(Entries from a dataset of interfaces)

*** Block opens ***

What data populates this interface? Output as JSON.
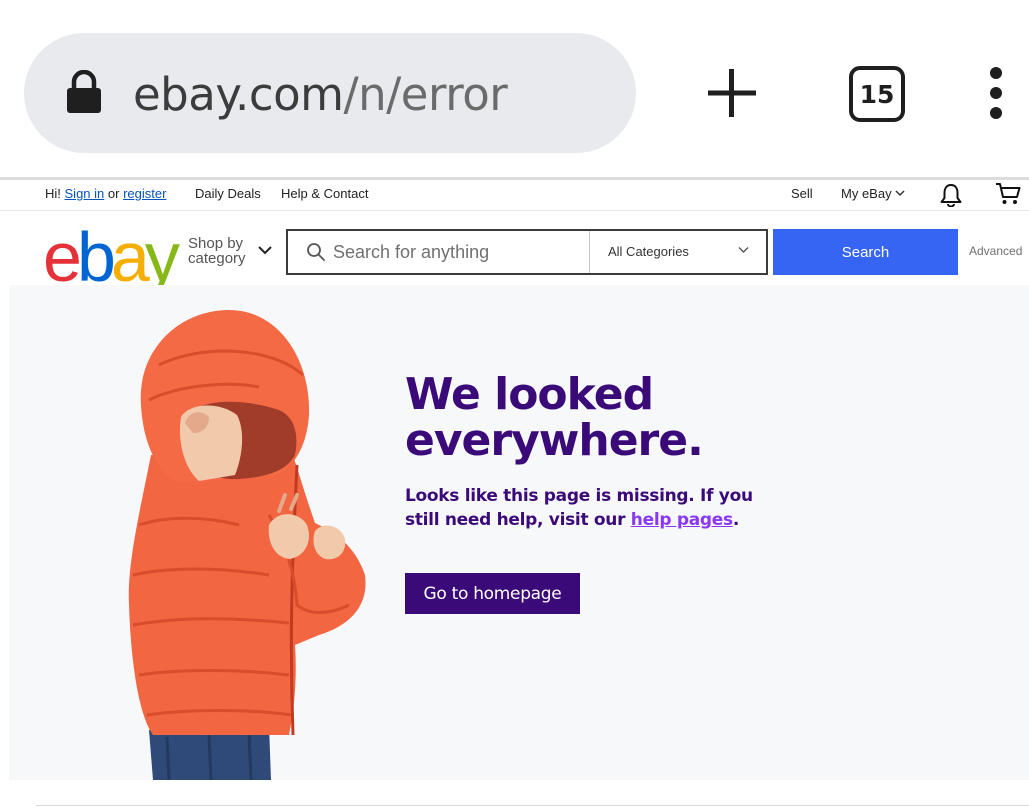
{
  "browser": {
    "url_domain": "ebay.com",
    "url_path": "/n/error",
    "tab_count": "15",
    "icons": [
      "lock-icon",
      "new-tab-plus-icon",
      "tab-switcher-icon",
      "more-options-icon"
    ]
  },
  "topnav": {
    "greeting": "Hi!",
    "sign_in": "Sign in",
    "or": "or",
    "register": "register",
    "daily_deals": "Daily Deals",
    "help_contact": "Help & Contact",
    "sell": "Sell",
    "my_ebay": "My eBay",
    "icons": [
      "bell-icon",
      "cart-icon"
    ]
  },
  "header": {
    "logo_letters": [
      "e",
      "b",
      "a",
      "y"
    ],
    "logo_colors": [
      "#e53238",
      "#0064d2",
      "#f5af02",
      "#86b817"
    ],
    "shop_by_line1": "Shop by",
    "shop_by_line2": "category",
    "search_placeholder": "Search for anything",
    "category_selected": "All Categories",
    "search_button": "Search",
    "advanced": "Advanced"
  },
  "error": {
    "headline_line1": "We looked",
    "headline_line2": "everywhere.",
    "message_part1": "Looks like this page is missing. If you still need help, visit our ",
    "help_link": "help pages",
    "message_end": ".",
    "home_button": "Go to homepage"
  },
  "colors": {
    "search_button": "#3665f3",
    "headline": "#3b0a79",
    "link": "#8a38f5",
    "hero_bg": "#f7f8fa"
  }
}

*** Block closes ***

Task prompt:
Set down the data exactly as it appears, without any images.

Exercise solution:
What data populates this interface? Output as JSON.
{
  "browser": {
    "url_domain": "ebay.com",
    "url_path": "/n/error",
    "tab_count": "15",
    "icons": [
      "lock-icon",
      "new-tab-plus-icon",
      "tab-switcher-icon",
      "more-options-icon"
    ]
  },
  "topnav": {
    "greeting": "Hi!",
    "sign_in": "Sign in",
    "or": "or",
    "register": "register",
    "daily_deals": "Daily Deals",
    "help_contact": "Help & Contact",
    "sell": "Sell",
    "my_ebay": "My eBay",
    "icons": [
      "bell-icon",
      "cart-icon"
    ]
  },
  "header": {
    "logo_letters": [
      "e",
      "b",
      "a",
      "y"
    ],
    "logo_colors": [
      "#e53238",
      "#0064d2",
      "#f5af02",
      "#86b817"
    ],
    "shop_by_line1": "Shop by",
    "shop_by_line2": "category",
    "search_placeholder": "Search for anything",
    "category_selected": "All Categories",
    "search_button": "Search",
    "advanced": "Advanced"
  },
  "error": {
    "headline_line1": "We looked",
    "headline_line2": "everywhere.",
    "message_part1": "Looks like this page is missing. If you still need help, visit our ",
    "help_link": "help pages",
    "message_end": ".",
    "home_button": "Go to homepage"
  },
  "colors": {
    "search_button": "#3665f3",
    "headline": "#3b0a79",
    "link": "#8a38f5",
    "hero_bg": "#f7f8fa"
  }
}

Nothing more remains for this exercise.